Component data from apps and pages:

=== Section Start ===

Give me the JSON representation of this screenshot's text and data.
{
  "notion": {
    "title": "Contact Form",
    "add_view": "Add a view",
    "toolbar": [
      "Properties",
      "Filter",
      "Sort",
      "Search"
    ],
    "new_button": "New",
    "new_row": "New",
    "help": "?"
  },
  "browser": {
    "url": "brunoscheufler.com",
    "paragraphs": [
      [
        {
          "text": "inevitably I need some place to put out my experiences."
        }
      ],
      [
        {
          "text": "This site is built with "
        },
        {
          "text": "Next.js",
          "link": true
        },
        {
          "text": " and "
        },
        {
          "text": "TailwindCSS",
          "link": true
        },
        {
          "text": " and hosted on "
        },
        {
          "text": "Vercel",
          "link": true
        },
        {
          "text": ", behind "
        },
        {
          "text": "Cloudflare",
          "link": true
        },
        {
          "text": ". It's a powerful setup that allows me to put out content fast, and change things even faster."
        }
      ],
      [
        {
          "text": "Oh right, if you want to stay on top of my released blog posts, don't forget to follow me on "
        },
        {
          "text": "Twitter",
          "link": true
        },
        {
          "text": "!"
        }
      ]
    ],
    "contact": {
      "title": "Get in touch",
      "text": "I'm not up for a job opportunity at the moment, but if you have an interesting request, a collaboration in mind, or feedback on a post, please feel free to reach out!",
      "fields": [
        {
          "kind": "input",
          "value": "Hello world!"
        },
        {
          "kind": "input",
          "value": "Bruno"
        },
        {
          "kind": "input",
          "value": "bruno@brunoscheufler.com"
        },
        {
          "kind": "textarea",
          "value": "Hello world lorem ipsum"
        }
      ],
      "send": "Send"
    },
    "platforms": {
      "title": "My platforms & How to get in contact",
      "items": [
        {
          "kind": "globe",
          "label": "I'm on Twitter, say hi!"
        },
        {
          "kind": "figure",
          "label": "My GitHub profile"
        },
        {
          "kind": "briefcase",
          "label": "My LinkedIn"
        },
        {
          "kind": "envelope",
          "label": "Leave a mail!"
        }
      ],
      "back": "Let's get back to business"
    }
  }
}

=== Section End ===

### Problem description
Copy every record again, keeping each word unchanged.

### Reply to the task
Give me the JSON representation of this screenshot's text and data.
{
  "notion": {
    "title": "Contact Form",
    "add_view": "Add a view",
    "toolbar": [
      "Properties",
      "Filter",
      "Sort",
      "Search"
    ],
    "new_button": "New",
    "new_row": "New",
    "help": "?"
  },
  "browser": {
    "url": "brunoscheufler.com",
    "paragraphs": [
      [
        {
          "text": "inevitably I need some place to put out my experiences."
        }
      ],
      [
        {
          "text": "This site is built with "
        },
        {
          "text": "Next.js",
          "link": true
        },
        {
          "text": " and "
        },
        {
          "text": "TailwindCSS",
          "link": true
        },
        {
          "text": " and hosted on "
        },
        {
          "text": "Vercel",
          "link": true
        },
        {
          "text": ", behind "
        },
        {
          "text": "Cloudflare",
          "link": true
        },
        {
          "text": ". It's a powerful setup that allows me to put out content fast, and change things even faster."
        }
      ],
      [
        {
          "text": "Oh right, if you want to stay on top of my released blog posts, don't forget to follow me on "
        },
        {
          "text": "Twitter",
          "link": true
        },
        {
          "text": "!"
        }
      ]
    ],
    "contact": {
      "title": "Get in touch",
      "text": "I'm not up for a job opportunity at the moment, but if you have an interesting request, a collaboration in mind, or feedback on a post, please feel free to reach out!",
      "fields": [
        {
          "kind": "input",
          "value": "Hello world!"
        },
        {
          "kind": "input",
          "value": "Bruno"
        },
        {
          "kind": "input",
          "value": "bruno@brunoscheufler.com"
        },
        {
          "kind": "textarea",
          "value": "Hello world lorem ipsum"
        }
      ],
      "send": "Send"
    },
    "platforms": {
      "title": "My platforms & How to get in contact",
      "items": [
        {
          "kind": "globe",
          "label": "I'm on Twitter, say hi!"
        },
        {
          "kind": "figure",
          "label": "My GitHub profile"
        },
        {
          "kind": "briefcase",
          "label": "My LinkedIn"
        },
        {
          "kind": "envelope",
          "label": "Leave a mail!"
        }
      ],
      "back": "Let's get back to business"
    }
  }
}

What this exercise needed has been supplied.